Connecting Finnish and Adirondack Communities
By Anthony F. Hall
Wednesday, November 2, 2011
Bolton summer resident Rayna Caldwell recently returned from Finland, where she was a member of a team of Adirondack officials and advocates participating in “Connecting Finnish and Adirondack Communities: Science Museums Facilitating Awareness and Action on Climate and Energy.”
The group of Americans, which consisted of members of the Adirondack Climate and Energy Action Plan (ADKCAP) Task Force and staff from the Wild Center, the natural history museum in Tupper Lake, traveled to Finland to meet with counterparts at the Heureka Science Center in Vantaa.
“We’re interested in addressing climate change by examining ways that people can conserve energy, develop better access to alternative fuels while also helping the local economies,” said Caldwell. “The purpose of this trip was to further the cultural and intellectual exchange that has already developed between the Wild Center and the Heureka Science Center.”
Caldwell traveled to Finland in her capacity as an advisor to ADKCAP, a network organized after a 2008 conference at the Wild Center titled “The American Response to Climate Change: the Adirondack Model: Using Climate Change Solutions to Restore a Rural American Economy.”
“Lapland is very similar to the Adirondacks, not only because of its forests, lakes and clean air, but because of similar issues, such as using biomass for energy without depleting natural resources and finding markets for locally-produced wood products,” she said.
Caldwell is a graduate of the Yale School of Forestry and Environmental Studies, where she earned a Master’s in Environmental Management.

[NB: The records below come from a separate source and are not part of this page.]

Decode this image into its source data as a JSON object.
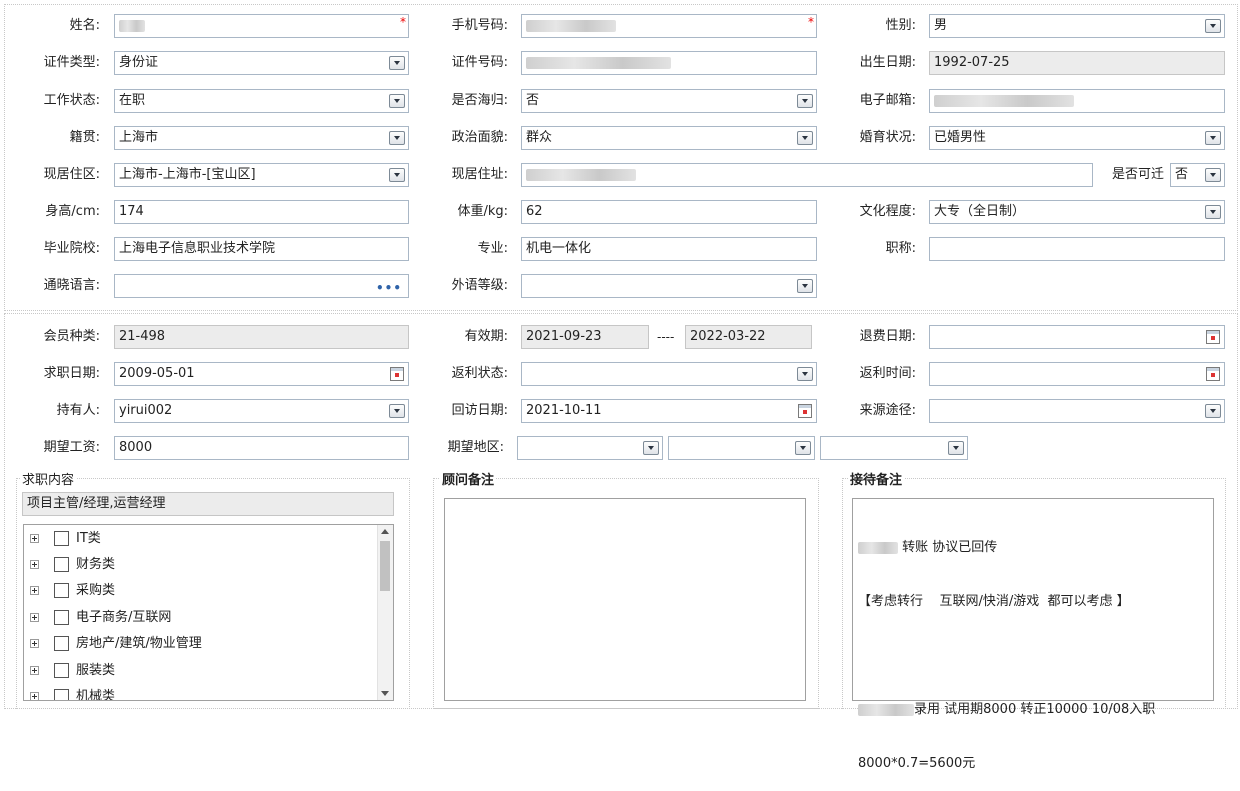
{
  "basic": {
    "name_label": "姓名:",
    "phone_label": "手机号码:",
    "gender_label": "性别:",
    "gender_value": "男",
    "id_type_label": "证件类型:",
    "id_type_value": "身份证",
    "id_no_label": "证件号码:",
    "birth_label": "出生日期:",
    "birth_value": "1992-07-25",
    "work_status_label": "工作状态:",
    "work_status_value": "在职",
    "returnee_label": "是否海归:",
    "returnee_value": "否",
    "email_label": "电子邮箱:",
    "native_label": "籍贯:",
    "native_value": "上海市",
    "political_label": "政治面貌:",
    "political_value": "群众",
    "marital_label": "婚育状况:",
    "marital_value": "已婚男性",
    "residence_area_label": "现居住区:",
    "residence_area_value": "上海市-上海市-[宝山区]",
    "address_label": "现居住址:",
    "relocate_label": "是否可迁",
    "relocate_value": "否",
    "height_label": "身高/cm:",
    "height_value": "174",
    "weight_label": "体重/kg:",
    "weight_value": "62",
    "education_label": "文化程度:",
    "education_value": "大专（全日制）",
    "school_label": "毕业院校:",
    "school_value": "上海电子信息职业技术学院",
    "major_label": "专业:",
    "major_value": "机电一体化",
    "title_label": "职称:",
    "language_label": "通晓语言:",
    "foreign_level_label": "外语等级:",
    "required_mark": "*"
  },
  "member": {
    "type_label": "会员种类:",
    "type_value": "21-498",
    "valid_label": "有效期:",
    "valid_from": "2021-09-23",
    "valid_sep": "----",
    "valid_to": "2022-03-22",
    "refund_date_label": "退费日期:",
    "job_date_label": "求职日期:",
    "job_date_value": "2009-05-01",
    "rebate_status_label": "返利状态:",
    "rebate_time_label": "返利时间:",
    "holder_label": "持有人:",
    "holder_value": "yirui002",
    "visit_date_label": "回访日期:",
    "visit_date_value": "2021-10-11",
    "source_label": "来源途径:",
    "salary_label": "期望工资:",
    "salary_value": "8000",
    "region_label": "期望地区:"
  },
  "job": {
    "legend": "求职内容",
    "selected": "项目主管/经理,运营经理",
    "categories": [
      "IT类",
      "财务类",
      "采购类",
      "电子商务/互联网",
      "房地产/建筑/物业管理",
      "服装类",
      "机械类"
    ]
  },
  "advisor": {
    "legend": "顾问备注",
    "text": ""
  },
  "reception": {
    "legend": "接待备注",
    "line1": "转账 协议已回传",
    "line2": "【考虑转行    互联网/快消/游戏  都可以考虑 】",
    "line3": "",
    "line4": "录用 试用期8000 转正10000 10/08入职",
    "line5": "8000*0.7=5600元"
  }
}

At the Wild Center, she organizes educational and training programs on green construction and renewable energy. Caldwell also works with local communities to promote energy efficiency.